You might be surprised how many Americans (even gun owners) think machine guns are illegal.Machine Guns — Can You Own One? Rifles

Machine Guns — Can You Own One?

Eric R. Poole - December 15, 2020

You might be surprised how many Americans (even gun owners) think machine guns are illegal.

See More Trending Articles

More 2nd Amendment

The U.S. Senate is the only part of America's legislative process that can prevent the passage of the gun-control proposals that are sure to follow a Biden victoryWhat a Senate Democratic Majority Would Have Meant for Gun Owners Politics

What a Senate Democratic Majority Would Have Meant for Gun Owners

Guns & Ammo Staff - November 05, 2020

The U.S. Senate is the only part of America's legislative process that can prevent the passage...

Guns & Ammo's annual ranking of gun-friendly states. From worst (New York) to best (Arizona), here are the best states for gun owners from data collected in 2020.Best States for Gun Owners (2020) 2nd Amendment

Best States for Gun Owners (2020)

Keith Wood - February 02, 2021

Guns & Ammo's annual ranking of gun-friendly states. From worst (New York) to best (Arizona),...

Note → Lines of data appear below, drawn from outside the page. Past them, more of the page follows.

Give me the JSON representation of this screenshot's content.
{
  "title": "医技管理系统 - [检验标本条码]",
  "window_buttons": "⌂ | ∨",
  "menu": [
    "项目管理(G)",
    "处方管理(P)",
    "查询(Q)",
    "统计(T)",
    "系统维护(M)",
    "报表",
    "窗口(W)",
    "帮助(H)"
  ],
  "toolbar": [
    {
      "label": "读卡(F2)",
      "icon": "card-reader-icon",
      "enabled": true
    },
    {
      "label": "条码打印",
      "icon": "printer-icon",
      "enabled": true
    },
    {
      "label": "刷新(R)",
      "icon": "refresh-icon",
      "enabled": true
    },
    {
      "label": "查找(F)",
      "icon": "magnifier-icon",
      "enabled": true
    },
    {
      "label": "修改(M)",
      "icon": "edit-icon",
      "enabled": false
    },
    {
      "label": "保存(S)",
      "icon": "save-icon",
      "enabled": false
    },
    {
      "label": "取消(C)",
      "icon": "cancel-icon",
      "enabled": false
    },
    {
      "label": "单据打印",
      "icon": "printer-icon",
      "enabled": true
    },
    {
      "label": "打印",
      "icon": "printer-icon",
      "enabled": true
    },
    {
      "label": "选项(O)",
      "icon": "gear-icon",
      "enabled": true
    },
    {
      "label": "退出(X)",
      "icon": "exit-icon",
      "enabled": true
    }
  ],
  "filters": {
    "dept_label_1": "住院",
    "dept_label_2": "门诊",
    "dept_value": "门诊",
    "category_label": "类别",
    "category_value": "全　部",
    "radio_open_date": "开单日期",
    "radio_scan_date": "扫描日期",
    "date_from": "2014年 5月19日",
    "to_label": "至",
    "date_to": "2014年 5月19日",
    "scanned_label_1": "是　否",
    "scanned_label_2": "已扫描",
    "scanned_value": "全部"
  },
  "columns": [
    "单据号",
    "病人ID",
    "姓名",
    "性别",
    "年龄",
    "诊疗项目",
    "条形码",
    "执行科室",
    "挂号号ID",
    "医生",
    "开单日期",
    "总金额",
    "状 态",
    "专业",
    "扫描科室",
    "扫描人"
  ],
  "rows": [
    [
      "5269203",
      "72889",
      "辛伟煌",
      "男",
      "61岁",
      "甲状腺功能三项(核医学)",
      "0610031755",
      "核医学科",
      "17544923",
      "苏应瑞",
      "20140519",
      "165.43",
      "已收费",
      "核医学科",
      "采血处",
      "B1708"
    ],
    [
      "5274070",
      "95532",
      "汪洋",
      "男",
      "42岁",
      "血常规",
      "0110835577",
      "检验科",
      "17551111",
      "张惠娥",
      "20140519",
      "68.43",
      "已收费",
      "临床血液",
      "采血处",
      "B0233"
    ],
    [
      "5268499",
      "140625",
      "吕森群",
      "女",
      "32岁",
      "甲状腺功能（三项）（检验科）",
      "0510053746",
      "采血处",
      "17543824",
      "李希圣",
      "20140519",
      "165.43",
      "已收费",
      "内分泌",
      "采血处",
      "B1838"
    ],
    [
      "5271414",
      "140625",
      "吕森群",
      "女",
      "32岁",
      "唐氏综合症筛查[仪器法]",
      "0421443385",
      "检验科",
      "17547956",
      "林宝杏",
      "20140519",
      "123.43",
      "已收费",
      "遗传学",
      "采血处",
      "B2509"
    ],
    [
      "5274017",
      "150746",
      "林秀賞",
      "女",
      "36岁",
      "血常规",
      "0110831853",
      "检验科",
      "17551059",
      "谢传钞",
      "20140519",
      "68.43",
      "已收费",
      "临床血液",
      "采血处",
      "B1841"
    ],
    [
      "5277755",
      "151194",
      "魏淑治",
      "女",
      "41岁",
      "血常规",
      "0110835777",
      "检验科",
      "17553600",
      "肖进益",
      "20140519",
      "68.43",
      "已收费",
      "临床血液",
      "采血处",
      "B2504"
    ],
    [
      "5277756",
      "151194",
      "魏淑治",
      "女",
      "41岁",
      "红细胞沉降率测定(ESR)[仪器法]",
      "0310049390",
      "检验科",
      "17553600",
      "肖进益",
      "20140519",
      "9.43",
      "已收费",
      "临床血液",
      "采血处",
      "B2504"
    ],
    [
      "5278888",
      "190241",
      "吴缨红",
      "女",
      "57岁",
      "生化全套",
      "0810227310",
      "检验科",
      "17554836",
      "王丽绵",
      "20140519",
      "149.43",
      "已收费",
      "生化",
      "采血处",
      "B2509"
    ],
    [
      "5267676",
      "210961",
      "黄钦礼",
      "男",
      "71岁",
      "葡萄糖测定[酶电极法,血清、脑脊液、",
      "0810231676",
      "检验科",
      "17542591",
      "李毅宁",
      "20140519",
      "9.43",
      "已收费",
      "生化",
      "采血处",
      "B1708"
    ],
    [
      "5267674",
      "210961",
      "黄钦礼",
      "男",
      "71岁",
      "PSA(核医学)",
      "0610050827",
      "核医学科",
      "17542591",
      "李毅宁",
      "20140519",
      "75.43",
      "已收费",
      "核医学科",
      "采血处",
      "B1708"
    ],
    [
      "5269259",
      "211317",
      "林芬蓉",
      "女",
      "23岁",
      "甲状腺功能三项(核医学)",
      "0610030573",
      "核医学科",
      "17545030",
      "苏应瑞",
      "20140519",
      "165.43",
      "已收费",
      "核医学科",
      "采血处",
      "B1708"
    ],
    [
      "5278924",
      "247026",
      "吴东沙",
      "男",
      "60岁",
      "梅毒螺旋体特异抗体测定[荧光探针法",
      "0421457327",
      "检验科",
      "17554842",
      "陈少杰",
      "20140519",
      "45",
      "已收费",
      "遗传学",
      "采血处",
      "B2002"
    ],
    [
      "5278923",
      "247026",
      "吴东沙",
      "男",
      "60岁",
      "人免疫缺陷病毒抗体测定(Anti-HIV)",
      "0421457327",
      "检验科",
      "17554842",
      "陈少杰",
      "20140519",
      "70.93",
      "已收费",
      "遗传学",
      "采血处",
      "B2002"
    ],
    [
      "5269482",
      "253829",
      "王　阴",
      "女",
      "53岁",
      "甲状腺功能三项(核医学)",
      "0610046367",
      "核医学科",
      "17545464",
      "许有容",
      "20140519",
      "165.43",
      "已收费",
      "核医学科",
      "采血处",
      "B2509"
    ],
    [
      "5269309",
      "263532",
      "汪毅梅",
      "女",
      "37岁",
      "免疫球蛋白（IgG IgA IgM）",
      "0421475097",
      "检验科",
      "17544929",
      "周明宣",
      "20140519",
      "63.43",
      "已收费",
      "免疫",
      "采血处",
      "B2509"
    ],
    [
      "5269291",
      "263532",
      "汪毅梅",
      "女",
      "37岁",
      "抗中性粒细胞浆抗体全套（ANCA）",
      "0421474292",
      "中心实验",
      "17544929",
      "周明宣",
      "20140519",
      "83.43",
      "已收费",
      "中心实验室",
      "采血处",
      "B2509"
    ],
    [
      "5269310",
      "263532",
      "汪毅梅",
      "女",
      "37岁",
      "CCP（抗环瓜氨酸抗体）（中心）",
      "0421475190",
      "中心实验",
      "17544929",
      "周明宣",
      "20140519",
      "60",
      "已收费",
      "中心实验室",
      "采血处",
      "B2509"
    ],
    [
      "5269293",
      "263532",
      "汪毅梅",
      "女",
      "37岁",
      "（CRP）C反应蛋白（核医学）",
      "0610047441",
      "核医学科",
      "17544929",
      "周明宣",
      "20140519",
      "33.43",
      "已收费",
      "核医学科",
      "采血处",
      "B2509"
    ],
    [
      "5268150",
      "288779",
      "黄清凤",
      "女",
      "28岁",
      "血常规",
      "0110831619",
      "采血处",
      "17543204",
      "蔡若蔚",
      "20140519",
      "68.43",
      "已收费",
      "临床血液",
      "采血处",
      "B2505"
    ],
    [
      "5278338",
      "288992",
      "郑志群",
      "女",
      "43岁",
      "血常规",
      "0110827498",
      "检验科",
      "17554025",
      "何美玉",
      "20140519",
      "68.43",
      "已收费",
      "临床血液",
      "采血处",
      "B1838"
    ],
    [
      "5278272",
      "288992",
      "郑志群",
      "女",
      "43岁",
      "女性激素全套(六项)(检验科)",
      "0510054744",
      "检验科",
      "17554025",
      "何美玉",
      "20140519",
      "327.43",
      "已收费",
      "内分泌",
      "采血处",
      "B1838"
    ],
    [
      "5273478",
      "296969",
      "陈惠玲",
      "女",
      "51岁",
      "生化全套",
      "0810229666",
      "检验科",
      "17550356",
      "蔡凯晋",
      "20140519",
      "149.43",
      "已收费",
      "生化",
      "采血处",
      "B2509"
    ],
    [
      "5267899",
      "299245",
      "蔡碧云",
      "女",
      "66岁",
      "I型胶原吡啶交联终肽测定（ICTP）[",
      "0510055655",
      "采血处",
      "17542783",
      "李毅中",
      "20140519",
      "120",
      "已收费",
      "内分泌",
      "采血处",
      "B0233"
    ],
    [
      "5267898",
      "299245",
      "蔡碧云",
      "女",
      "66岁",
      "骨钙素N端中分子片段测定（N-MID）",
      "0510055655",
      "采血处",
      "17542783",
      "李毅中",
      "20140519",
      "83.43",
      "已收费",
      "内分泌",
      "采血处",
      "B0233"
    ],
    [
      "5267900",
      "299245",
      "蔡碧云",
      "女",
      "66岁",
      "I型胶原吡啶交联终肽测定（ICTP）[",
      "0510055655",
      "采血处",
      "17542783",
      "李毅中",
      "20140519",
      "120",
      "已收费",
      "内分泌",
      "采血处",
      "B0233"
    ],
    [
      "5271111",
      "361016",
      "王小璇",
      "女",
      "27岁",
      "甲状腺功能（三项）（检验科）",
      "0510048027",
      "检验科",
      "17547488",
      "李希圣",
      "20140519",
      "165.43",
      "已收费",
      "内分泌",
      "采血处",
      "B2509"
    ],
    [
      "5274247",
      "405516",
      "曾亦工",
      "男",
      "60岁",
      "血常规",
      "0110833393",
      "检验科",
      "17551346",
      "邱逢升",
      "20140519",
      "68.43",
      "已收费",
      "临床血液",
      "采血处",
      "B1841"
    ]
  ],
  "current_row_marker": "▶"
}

On Friday, August 14, 2020, the a three-judge panel from the United States Court of Appeals for the 9th Circuit released its opinion in Duncan vs. Becerra, a case that challenged the California ban on magazines that hold more than 10 rounds.California Magazine Ban Update 2nd Amendment

California Magazine Ban Update

Guns & Ammo Staff - August 18, 2020

On Friday, August 14, 2020, the a three-judge panel from the United States Court of Appeals...

Virginia has always been an extremely friendly environment for gun owners since Republicans took control of the Assembly more than 20 years ago, but things have changed.Gun Control in Virginia 2nd Amendment

Gun Control in Virginia

Keith Wood - July 17, 2020

Virginia has always been an extremely friendly environment for gun owners since Republicans...

See More 2nd Amendment

Magazine Cover

GET THE MAGAZINE Subscribe & Save

Digital Now Included!

SUBSCRIBE NOW

Give a Gift   |   Subscriber Services

PREVIEW THIS MONTH'S ISSUE Arrow

Buy Digital Single Issues

Don't miss an issue.
Buy single digital issue for your phone or tablet.

Buy Single Digital Issue on the Guns & Ammo App

Other Magazines

See All Other Magazines

Special Interest Magazines

See All Special Interest Magazines

GET THE NEWSLETTER Join the List and Never Miss a Thing.

Phone Icon

Get Digital Access.

All Guns and Ammo subscribers now have digital access to their magazine content. This means you have the option to read your magazine on most popular phones and tablets.

To get started, click the link below to visit mymagnow.com and learn how to access your digital magazine.

Get Digital Access

Not a Subscriber?
Subscribe Now